▶ [Data section]
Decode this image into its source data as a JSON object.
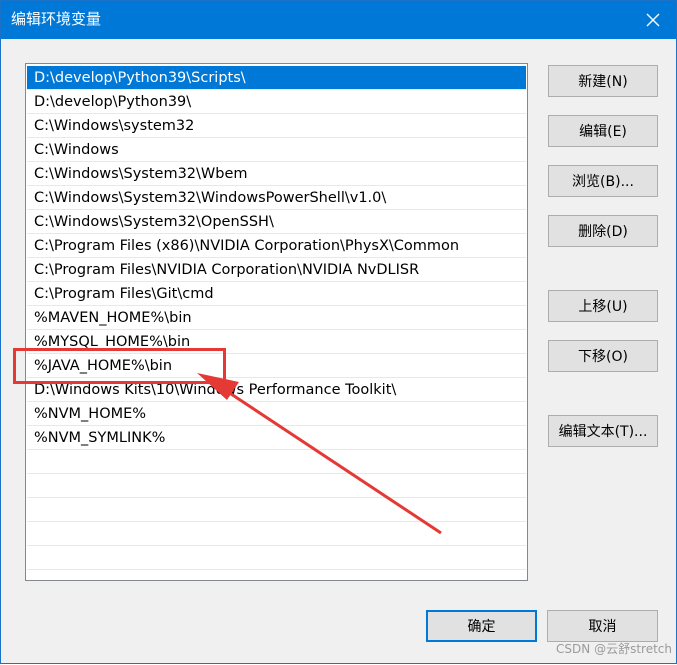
{
  "window": {
    "title": "编辑环境变量",
    "close_icon": "close-icon"
  },
  "list": {
    "items": [
      "D:\\develop\\Python39\\Scripts\\",
      "D:\\develop\\Python39\\",
      "C:\\Windows\\system32",
      "C:\\Windows",
      "C:\\Windows\\System32\\Wbem",
      "C:\\Windows\\System32\\WindowsPowerShell\\v1.0\\",
      "C:\\Windows\\System32\\OpenSSH\\",
      "C:\\Program Files (x86)\\NVIDIA Corporation\\PhysX\\Common",
      "C:\\Program Files\\NVIDIA Corporation\\NVIDIA NvDLISR",
      "C:\\Program Files\\Git\\cmd",
      "%MAVEN_HOME%\\bin",
      "%MYSQL_HOME%\\bin",
      "%JAVA_HOME%\\bin",
      "D:\\Windows Kits\\10\\Windows Performance Toolkit\\",
      "%NVM_HOME%",
      "%NVM_SYMLINK%",
      "",
      "",
      "",
      "",
      ""
    ],
    "selected_index": 0
  },
  "buttons": {
    "new": "新建(N)",
    "edit": "编辑(E)",
    "browse": "浏览(B)...",
    "delete": "删除(D)",
    "move_up": "上移(U)",
    "move_down": "下移(O)",
    "edit_text": "编辑文本(T)...",
    "ok": "确定",
    "cancel": "取消"
  },
  "annotation": {
    "highlight_color": "#e53935"
  },
  "watermark": "CSDN @云舒stretch",
  "colors": {
    "accent": "#0078d7",
    "annotation": "#e53935"
  }
}
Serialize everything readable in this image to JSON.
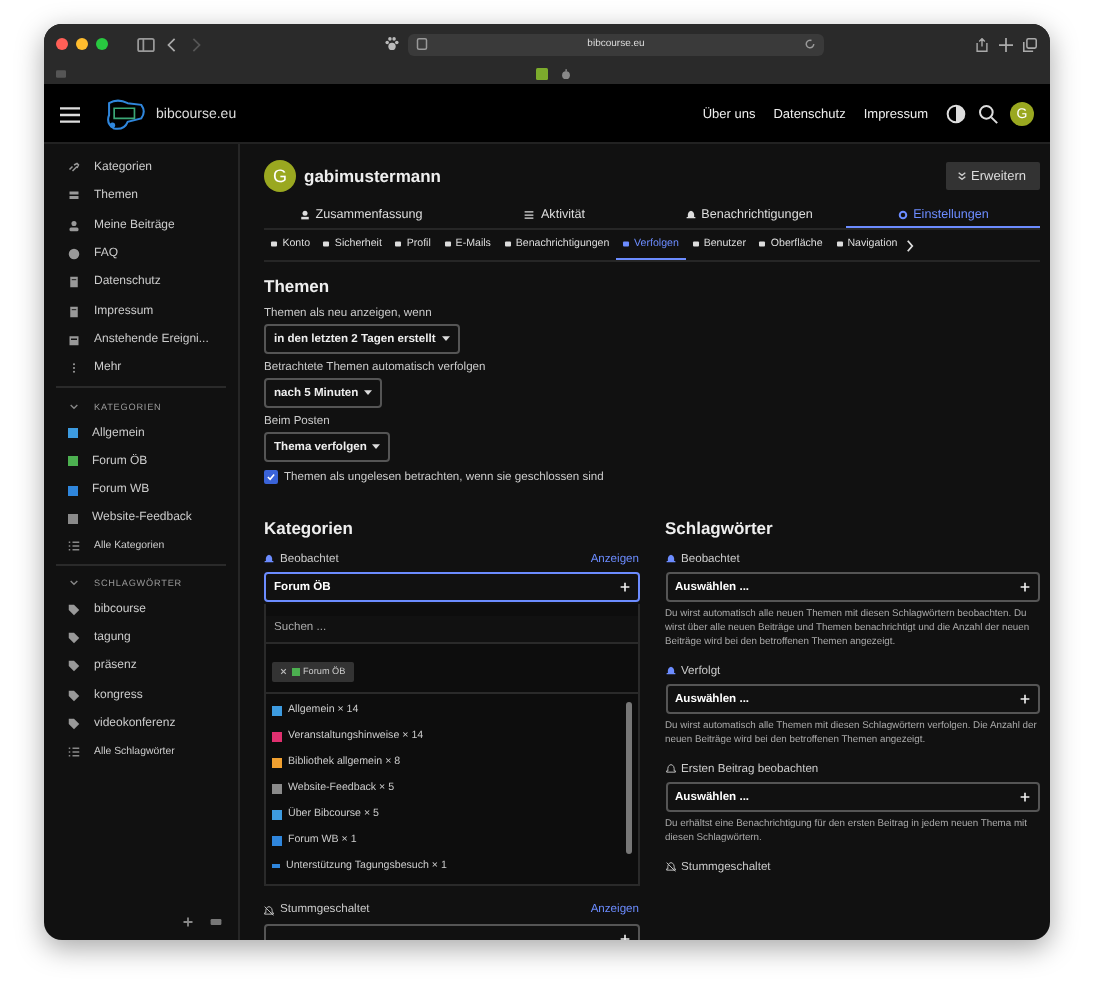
{
  "browser": {
    "url": "bibcourse.eu"
  },
  "site_header": {
    "title": "bibcourse.eu",
    "links": [
      "Über uns",
      "Datenschutz",
      "Impressum"
    ],
    "avatar": "G"
  },
  "sidebar": {
    "items": [
      "Kategorien",
      "Themen",
      "Meine Beiträge",
      "FAQ",
      "Datenschutz",
      "Impressum",
      "Anstehende Ereigni...",
      "Mehr"
    ],
    "sections": [
      {
        "title": "KATEGORIEN",
        "expanded": true,
        "items": [
          {
            "label": "Allgemein",
            "color": "#3d9be0"
          },
          {
            "label": "Forum ÖB",
            "color": "#4cb050"
          },
          {
            "label": "Forum WB",
            "color": "#2f86dc"
          },
          {
            "label": "Website-Feedback",
            "color": "#8a8a8a"
          }
        ],
        "all_link": "Alle Kategorien"
      },
      {
        "title": "SCHLAGWÖRTER",
        "expanded": true,
        "items": [
          {
            "label": "bibcourse"
          },
          {
            "label": "tagung"
          },
          {
            "label": "präsenz"
          },
          {
            "label": "kongress"
          },
          {
            "label": "videokonferenz"
          }
        ],
        "all_link": "Alle Schlagwörter"
      }
    ]
  },
  "profile": {
    "avatar": "G",
    "username": "gabimustermann",
    "expand_button": "Erweitern"
  },
  "tabs": [
    {
      "label": "Zusammenfassung",
      "selected": false
    },
    {
      "label": "Aktivität",
      "selected": false
    },
    {
      "label": "Benachrichtigungen",
      "selected": false
    },
    {
      "label": "Einstellungen",
      "selected": true
    }
  ],
  "subtabs": [
    {
      "label": "Konto",
      "selected": false
    },
    {
      "label": "Sicherheit",
      "selected": false
    },
    {
      "label": "Profil",
      "selected": false
    },
    {
      "label": "E-Mails",
      "selected": false
    },
    {
      "label": "Benachrichtigungen",
      "selected": false
    },
    {
      "label": "Verfolgen",
      "selected": true
    },
    {
      "label": "Benutzer",
      "selected": false
    },
    {
      "label": "Oberfläche",
      "selected": false
    },
    {
      "label": "Navigation",
      "selected": false
    }
  ],
  "themen": {
    "title": "Themen",
    "settings": [
      {
        "label": "Themen als neu anzeigen, wenn",
        "value": "in den letzten 2 Tagen erstellt"
      },
      {
        "label": "Betrachtete Themen automatisch verfolgen",
        "value": "nach 5 Minuten"
      },
      {
        "label": "Beim Posten",
        "value": "Thema verfolgen"
      }
    ],
    "checkbox": {
      "label": "Themen als ungelesen betrachten, wenn sie geschlossen sind",
      "checked": true
    }
  },
  "kategorien": {
    "title": "Kategorien",
    "watched": {
      "label": "Beobachtet",
      "link": "Anzeigen",
      "value": "Forum ÖB",
      "focused": true
    },
    "dropdown": {
      "search_placeholder": "Suchen ...",
      "chips": [
        {
          "label": "Forum ÖB",
          "color": "#4cb050"
        }
      ],
      "options": [
        {
          "kind": "category",
          "label": "Allgemein × 14",
          "color": "#3d9be0"
        },
        {
          "kind": "category",
          "label": "Veranstaltungshinweise × 14",
          "color": "#e0306f"
        },
        {
          "kind": "category",
          "label": "Bibliothek allgemein × 8",
          "color": "#f0a030"
        },
        {
          "kind": "category",
          "label": "Website-Feedback × 5",
          "color": "#8a8a8a"
        },
        {
          "kind": "category",
          "label": "Über Bibcourse × 5",
          "color": "#3d9be0"
        },
        {
          "kind": "category",
          "label": "Forum WB × 1",
          "color": "#2f86dc"
        },
        {
          "kind": "subcategory",
          "label": "Unterstützung Tagungsbesuch × 1",
          "color": "#2f86dc"
        }
      ]
    },
    "muted": {
      "label": "Stummgeschaltet",
      "link": "Anzeigen"
    }
  },
  "schlagwoerter": {
    "title": "Schlagwörter",
    "groups": [
      {
        "label": "Beobachtet",
        "prompt": "Auswählen ...",
        "description": "Du wirst automatisch alle neuen Themen mit diesen Schlagwörtern beobachten. Du wirst über alle neuen Beiträge und Themen benachrichtigt und die Anzahl der neuen Beiträge wird bei den betroffenen Themen angezeigt."
      },
      {
        "label": "Verfolgt",
        "prompt": "Auswählen ...",
        "description": "Du wirst automatisch alle Themen mit diesen Schlagwörtern verfolgen. Die Anzahl der neuen Beiträge wird bei den betroffenen Themen angezeigt."
      },
      {
        "label": "Ersten Beitrag beobachten",
        "prompt": "Auswählen ...",
        "description": "Du erhältst eine Benachrichtigung für den ersten Beitrag in jedem neuen Thema mit diesen Schlagwörtern."
      },
      {
        "label": "Stummgeschaltet"
      }
    ]
  }
}
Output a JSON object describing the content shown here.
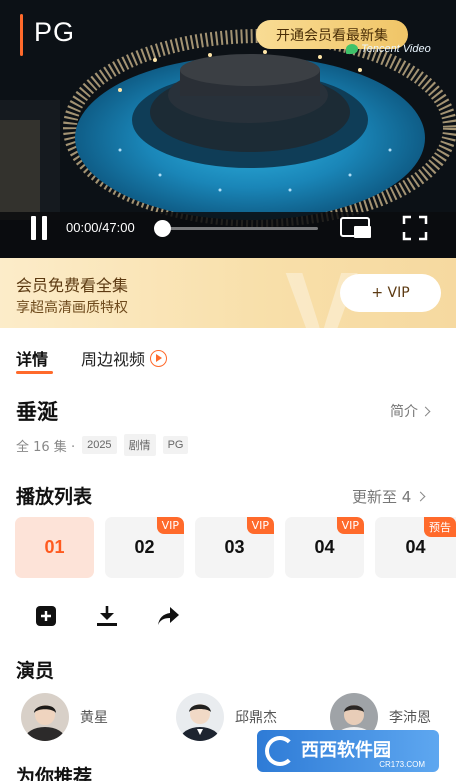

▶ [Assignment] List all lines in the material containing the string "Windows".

▶ [Solution below]
      "C:\\Windows\\system32",
      "C:\\Windows",
      "C:\\Windows\\System32\\Wbem",
      "C:\\Windows\\System32\\WindowsPowerShell\\v1.0\\",
      "C:\\Windows\\System32\\OpenSSH\\",
      "D:\\Windows Kits\\10\\Windows Performance Toolkit\\",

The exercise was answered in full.